Monthly Archives: February 2015

What is Your Intention?

Ralph Waldo Emerson said, “ A good intention clothes itself with power.”

In order to write a poem, a short story, or a novel the beginning is set by the intention. Writer’s are inevitably asked this question, “What prompted you to write this book?”

J.K Rowling, riding a train and looking out the window, had this thought: What if there was a wizard school? That one idea evolved into an empire. It made her a fortune and touched the lives of an entire generation.

She said that in her mind, she thought that the trick would be in getting it published, but after that it would be really big. She set her intention from that minute forward. Her thoughts came tumbling out, and she had nothing with which to write. As soon as she could get pen to paper though, her intention was very clear. She would write a book about a wizard school. She wrote as if on fire. An agent picked it right up, but eleven publishers turned it down. She did not despair because she focused on her intent. The rest is history.

The Irish have a saying about this topic. Throw your cap over the wall. You’ll have no choice but to go after it. The race to the moon, described in these terms, was achieved in record time.

Is it enough? Yes, if the focus is constant. A writer is essentially creating something out of nothing. It feels, at times in the dark nights of despair, that the nothing wants its nothingness back. Anything worth doing, is worth doing well.

Books have shaped my life; they have given meaning to my very existence. Sharing our stories, telling others about the beauty of North Idaho, about the people who came before us, unearthing great moments in history and bringing them to life, that has meaning.

My father had a book of poems reprinted that were written by his grandfather. When he gave me that book, I had a glimpse of another light, one that had fallen away in the busy post-war years. I knew the heart of a man I had not had the privilege to know except through his poems.

He helped set my path. I would not dare to presume I could do the same, but it has always been my intent. I want to share what I have gleaned with someone who will never meet me or see me, but will know something of me, nevertheless.

That is why I am given to writing.


The Literary Marriage


August 19th, 1978

Howard Nicholas Brinton marries Elizabeth Irene Smythe


Very early in our relationship my husband professed his intent to see me achieve my writing dreams. He told me that it would happen. There have been many times when I have asked him if he wasn’t perhaps deluded, or just plain wrong. These are joking comments from me because his steadfast belief has sustained me from start to finish.

Many writers have described unions where both parties are committed to the literary life. Female writers joke about needing a wife, one who types each draft, brings lunch in on a tray and does not say a word while the genius is at work.
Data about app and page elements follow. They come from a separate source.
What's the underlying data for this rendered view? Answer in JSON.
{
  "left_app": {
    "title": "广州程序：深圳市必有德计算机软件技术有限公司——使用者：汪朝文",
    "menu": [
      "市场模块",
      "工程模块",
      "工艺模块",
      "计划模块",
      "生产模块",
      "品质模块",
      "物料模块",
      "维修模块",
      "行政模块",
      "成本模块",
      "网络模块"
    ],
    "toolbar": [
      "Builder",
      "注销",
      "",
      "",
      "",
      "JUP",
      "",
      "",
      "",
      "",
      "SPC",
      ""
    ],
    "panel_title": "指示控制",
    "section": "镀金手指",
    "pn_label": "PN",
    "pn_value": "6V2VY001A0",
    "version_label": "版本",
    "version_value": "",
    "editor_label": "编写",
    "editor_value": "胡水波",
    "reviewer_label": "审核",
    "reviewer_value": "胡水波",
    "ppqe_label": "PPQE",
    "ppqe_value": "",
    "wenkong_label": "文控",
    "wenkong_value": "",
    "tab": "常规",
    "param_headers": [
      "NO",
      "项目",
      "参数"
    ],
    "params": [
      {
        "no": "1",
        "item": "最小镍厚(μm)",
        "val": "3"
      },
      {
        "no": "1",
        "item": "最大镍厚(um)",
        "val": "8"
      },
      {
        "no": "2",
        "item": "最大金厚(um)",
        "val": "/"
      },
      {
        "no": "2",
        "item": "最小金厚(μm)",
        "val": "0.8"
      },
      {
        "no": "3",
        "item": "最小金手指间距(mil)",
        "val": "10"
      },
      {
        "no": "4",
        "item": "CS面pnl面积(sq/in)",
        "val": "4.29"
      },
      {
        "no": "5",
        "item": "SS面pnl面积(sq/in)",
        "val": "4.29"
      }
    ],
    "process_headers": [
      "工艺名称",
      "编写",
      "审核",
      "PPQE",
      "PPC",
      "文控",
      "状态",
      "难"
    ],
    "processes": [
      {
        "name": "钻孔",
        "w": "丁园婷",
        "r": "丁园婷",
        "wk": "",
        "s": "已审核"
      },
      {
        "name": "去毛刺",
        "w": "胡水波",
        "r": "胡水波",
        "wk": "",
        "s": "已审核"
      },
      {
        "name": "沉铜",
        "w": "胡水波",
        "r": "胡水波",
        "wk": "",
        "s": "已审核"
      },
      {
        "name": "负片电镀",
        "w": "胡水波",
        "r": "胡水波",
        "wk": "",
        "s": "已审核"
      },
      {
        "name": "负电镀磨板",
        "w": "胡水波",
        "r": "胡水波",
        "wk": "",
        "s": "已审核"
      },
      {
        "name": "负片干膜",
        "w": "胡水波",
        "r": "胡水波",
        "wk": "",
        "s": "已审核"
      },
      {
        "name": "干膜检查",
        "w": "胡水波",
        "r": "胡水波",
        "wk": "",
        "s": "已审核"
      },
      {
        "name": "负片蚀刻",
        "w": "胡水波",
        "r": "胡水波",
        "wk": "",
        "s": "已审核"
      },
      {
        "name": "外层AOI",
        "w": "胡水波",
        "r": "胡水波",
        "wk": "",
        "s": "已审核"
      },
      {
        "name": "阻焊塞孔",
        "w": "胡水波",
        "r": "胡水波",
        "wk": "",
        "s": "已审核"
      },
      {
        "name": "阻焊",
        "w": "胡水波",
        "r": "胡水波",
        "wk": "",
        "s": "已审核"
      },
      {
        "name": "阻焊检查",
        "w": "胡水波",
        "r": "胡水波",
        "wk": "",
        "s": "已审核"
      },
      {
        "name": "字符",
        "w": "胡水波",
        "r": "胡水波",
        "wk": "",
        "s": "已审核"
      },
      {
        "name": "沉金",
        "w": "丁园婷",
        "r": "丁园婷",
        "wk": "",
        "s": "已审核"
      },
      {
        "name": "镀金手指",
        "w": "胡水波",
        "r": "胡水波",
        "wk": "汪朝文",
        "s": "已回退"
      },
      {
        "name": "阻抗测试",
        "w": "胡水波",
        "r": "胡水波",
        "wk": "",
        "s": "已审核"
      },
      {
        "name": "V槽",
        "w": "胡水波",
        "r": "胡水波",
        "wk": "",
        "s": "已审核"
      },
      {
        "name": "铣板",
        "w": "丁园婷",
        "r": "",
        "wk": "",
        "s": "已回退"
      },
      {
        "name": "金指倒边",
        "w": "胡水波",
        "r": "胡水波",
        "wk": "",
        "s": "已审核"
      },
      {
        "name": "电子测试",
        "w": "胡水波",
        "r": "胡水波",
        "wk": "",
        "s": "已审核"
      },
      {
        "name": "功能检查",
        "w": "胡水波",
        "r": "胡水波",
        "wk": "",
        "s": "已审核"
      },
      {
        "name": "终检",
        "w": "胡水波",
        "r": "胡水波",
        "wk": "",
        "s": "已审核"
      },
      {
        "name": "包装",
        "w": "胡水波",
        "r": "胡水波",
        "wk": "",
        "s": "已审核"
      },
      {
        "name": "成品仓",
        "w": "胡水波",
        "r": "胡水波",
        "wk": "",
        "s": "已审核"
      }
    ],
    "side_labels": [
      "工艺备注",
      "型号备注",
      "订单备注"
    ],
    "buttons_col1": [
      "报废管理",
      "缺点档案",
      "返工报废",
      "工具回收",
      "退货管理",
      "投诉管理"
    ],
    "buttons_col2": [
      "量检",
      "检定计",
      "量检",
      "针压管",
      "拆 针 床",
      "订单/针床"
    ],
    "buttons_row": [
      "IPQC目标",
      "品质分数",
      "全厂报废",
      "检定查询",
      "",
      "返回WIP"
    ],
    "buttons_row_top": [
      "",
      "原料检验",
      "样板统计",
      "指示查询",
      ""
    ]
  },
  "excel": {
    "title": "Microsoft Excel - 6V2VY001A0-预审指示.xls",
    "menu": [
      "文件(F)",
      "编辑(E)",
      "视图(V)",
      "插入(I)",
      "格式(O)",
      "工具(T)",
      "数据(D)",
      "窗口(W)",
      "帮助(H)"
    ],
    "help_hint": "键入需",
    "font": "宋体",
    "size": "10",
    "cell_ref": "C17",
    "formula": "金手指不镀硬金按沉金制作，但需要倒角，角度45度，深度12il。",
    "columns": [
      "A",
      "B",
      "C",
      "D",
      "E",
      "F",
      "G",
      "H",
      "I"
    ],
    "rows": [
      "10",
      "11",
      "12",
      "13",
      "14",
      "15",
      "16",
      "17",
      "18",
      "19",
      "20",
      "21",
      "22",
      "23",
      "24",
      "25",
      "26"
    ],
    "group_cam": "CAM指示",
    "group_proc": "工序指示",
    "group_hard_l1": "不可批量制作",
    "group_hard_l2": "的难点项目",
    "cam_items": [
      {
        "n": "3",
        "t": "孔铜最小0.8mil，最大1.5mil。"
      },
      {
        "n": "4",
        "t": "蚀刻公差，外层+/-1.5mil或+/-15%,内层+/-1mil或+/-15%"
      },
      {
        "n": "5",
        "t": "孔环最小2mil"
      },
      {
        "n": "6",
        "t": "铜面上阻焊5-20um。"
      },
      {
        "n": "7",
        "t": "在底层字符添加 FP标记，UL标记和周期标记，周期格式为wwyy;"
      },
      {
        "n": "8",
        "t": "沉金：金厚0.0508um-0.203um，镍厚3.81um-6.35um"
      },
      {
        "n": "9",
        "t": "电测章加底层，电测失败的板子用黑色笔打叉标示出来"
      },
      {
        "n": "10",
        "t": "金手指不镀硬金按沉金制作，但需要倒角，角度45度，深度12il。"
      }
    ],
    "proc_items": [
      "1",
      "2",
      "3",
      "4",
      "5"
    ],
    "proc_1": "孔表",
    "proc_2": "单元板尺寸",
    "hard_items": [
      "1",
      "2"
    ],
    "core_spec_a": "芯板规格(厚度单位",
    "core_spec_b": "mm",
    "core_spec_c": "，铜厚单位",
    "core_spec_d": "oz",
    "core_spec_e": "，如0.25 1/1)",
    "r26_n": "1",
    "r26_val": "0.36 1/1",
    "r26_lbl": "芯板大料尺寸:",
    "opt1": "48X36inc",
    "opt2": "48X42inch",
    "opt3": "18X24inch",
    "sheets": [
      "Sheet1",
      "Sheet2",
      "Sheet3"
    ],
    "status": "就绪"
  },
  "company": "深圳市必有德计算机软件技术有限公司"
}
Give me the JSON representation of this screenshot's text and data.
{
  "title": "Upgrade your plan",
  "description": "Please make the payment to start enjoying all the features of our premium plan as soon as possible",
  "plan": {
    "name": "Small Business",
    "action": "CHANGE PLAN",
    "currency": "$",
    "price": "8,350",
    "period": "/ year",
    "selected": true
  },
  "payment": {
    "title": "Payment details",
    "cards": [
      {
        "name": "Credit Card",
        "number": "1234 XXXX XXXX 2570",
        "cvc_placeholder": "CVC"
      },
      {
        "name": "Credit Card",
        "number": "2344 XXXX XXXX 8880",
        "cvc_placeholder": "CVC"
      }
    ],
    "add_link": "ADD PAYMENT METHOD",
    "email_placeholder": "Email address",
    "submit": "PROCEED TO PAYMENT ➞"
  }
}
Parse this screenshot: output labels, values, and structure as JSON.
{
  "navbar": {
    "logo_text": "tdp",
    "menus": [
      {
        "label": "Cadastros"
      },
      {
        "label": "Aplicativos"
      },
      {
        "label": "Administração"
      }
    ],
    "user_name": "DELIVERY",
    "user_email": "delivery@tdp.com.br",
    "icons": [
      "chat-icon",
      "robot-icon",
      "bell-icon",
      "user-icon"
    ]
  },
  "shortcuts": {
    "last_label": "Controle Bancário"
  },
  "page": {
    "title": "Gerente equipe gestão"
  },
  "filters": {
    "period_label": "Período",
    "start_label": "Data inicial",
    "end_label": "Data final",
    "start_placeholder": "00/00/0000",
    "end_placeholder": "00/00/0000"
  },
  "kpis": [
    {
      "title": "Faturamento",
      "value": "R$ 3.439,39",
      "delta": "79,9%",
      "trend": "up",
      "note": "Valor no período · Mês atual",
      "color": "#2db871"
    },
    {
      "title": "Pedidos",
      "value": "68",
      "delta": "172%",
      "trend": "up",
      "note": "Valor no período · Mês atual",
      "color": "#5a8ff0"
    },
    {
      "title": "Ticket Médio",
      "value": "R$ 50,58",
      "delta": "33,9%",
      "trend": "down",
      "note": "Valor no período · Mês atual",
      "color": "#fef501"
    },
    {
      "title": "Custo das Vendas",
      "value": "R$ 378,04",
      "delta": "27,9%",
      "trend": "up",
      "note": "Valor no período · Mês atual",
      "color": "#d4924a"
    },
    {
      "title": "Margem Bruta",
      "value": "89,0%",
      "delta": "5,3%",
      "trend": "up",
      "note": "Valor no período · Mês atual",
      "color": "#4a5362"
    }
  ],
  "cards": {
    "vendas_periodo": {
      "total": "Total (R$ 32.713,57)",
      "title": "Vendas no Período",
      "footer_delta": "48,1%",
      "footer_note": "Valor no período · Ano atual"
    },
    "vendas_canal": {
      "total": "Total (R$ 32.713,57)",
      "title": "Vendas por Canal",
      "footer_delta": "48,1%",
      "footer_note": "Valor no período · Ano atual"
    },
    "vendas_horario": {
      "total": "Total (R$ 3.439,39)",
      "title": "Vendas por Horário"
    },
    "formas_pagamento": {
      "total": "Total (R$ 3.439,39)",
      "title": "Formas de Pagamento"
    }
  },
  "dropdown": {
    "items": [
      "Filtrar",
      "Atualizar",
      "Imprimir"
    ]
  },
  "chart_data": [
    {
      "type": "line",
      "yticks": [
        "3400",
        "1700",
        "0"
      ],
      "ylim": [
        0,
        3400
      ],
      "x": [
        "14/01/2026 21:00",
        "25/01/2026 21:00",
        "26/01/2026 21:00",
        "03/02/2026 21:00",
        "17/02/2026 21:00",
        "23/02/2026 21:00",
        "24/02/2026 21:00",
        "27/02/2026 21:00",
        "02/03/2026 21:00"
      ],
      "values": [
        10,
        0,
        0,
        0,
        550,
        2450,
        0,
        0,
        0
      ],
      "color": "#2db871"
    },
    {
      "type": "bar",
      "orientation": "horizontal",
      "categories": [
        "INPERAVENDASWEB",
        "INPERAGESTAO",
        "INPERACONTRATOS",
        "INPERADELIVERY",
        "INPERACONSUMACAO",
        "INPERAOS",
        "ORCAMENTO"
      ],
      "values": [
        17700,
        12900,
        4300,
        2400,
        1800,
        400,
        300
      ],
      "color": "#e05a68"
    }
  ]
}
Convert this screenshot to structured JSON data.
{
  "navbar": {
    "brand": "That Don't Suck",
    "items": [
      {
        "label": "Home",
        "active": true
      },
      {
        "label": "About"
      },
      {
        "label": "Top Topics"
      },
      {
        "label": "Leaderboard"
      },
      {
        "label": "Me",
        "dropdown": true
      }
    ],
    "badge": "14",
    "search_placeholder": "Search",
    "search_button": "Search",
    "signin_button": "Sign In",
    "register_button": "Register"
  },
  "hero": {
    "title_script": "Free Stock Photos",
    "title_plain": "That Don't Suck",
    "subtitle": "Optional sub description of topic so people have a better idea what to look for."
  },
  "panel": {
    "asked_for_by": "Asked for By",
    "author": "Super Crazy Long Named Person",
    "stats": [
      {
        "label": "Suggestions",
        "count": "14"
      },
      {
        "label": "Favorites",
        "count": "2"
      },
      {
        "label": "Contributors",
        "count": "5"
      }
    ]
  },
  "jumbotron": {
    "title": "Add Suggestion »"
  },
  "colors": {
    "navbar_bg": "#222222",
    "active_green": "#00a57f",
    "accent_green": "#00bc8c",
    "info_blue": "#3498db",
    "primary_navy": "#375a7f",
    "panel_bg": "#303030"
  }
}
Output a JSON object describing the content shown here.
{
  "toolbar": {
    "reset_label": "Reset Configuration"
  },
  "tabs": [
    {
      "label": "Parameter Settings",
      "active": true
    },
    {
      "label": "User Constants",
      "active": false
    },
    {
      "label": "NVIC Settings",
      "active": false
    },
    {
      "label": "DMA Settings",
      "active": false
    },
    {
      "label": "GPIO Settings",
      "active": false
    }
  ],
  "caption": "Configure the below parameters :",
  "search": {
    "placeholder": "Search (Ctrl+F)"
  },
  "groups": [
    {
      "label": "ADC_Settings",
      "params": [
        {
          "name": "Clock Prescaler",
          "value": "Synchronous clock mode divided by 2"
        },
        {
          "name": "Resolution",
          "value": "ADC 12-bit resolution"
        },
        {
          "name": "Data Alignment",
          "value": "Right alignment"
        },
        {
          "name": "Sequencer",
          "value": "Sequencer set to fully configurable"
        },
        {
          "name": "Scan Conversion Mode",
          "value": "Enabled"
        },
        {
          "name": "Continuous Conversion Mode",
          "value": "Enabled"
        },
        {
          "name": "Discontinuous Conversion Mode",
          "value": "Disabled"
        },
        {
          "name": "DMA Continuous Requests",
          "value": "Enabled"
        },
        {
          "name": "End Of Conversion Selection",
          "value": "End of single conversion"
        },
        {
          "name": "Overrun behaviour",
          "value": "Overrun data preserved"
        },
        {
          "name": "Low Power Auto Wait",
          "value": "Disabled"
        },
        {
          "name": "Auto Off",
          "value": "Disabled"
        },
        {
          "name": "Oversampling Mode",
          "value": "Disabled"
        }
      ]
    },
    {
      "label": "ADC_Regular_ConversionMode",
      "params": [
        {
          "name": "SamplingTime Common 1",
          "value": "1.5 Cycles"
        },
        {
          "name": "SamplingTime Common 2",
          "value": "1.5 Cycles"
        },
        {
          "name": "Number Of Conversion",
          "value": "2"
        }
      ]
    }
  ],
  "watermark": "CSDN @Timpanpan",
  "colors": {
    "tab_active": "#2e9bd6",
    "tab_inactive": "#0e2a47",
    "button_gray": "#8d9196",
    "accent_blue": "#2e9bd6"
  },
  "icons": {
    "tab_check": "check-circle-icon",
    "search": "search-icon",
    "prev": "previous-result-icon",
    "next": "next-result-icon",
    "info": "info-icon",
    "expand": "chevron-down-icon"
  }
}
If early success yielded substantial financial success, that just might work, but for most of us, it is not that cut and dried.

 The ups and downs are all imaginary.

He asks, “How was your day?”

“A new character arrived!”

“That’s great!”

Or, “How was your day?”

“My novel is falling apart. I just wasted the last decade, no the last four decades, no my entire life. I should have gone to law school.”

“How was your day?”

“My agent called. The book is going to auction. There’s talk of a movie deal too. They think it will be perfect for Johnny Depp.”

I never stop thanking God for the gift of my imagination.

If you read copious volumes of writer’s diaries, you learn a great deal about their marriages.  Lucy Maud Montgomery had a terrible time of it, and I could all but cry for her as she listed her trials and tribulations. I wanted to whack her husband over the head with a hockey stick and said so aloud to my beloved as I waded through the volumes. She created a fine fictional husband for herself in the person of Gilbert Blythe. Ted Hughes, married to Sylvia Plath, is not held in very high esteem either. Leonard Wolf, married to Virginia, tried very hard, but as it was she who wrote the diaries, he did not fare very well either. What of Zelda Fitzgerald and the Hemingway wives? If you read The Paris Wife, by Paula McLain, you know what I mean.

I will state here and now that I owe everything to my husband. In changing times, I was afforded the choice to be home with my children, a decision I will never regret. In fact, I miss those days sorely. My husband has helped me with computer issues, printer foibles, discouraging setbacks and several lapses in confidence. Being a creative person himself he knows that the power of the imagination can leave artistic types rather unhinged from time to time.

Tolstoy had the secretarial sort of wife, and by all accounts, she did not exactly have the life of Riley. What would the marriage of two writers look like? I shudder to think.

“How was your day?”

“Chapter five is falling apart again. What about you?”

“Our accountant called. He said we should just pay off the mortgage with the last royalty check.”

Constant support and eternal optimism. That is what marriage has given me. Last night we watched back to back episodes of Downton Abbey.

“Should we really be watching last week’s show when we’ve seen it already?”

“Yes,” I answered. “We can discuss each developing storyline and then watch the new episode in silence.”


Do we know of any really admirable literary marriages? Stephen King writes only for his wife. She does not read each developing page, but is given the privilege of being his first and most important reader. She is very independent according to him and has no trouble filling the hours where he is unavailable. He is not to be interrupted for any reason. She once slid a note under his study door to inform him of a plumbing emergency. He considers himself lucky, as do I.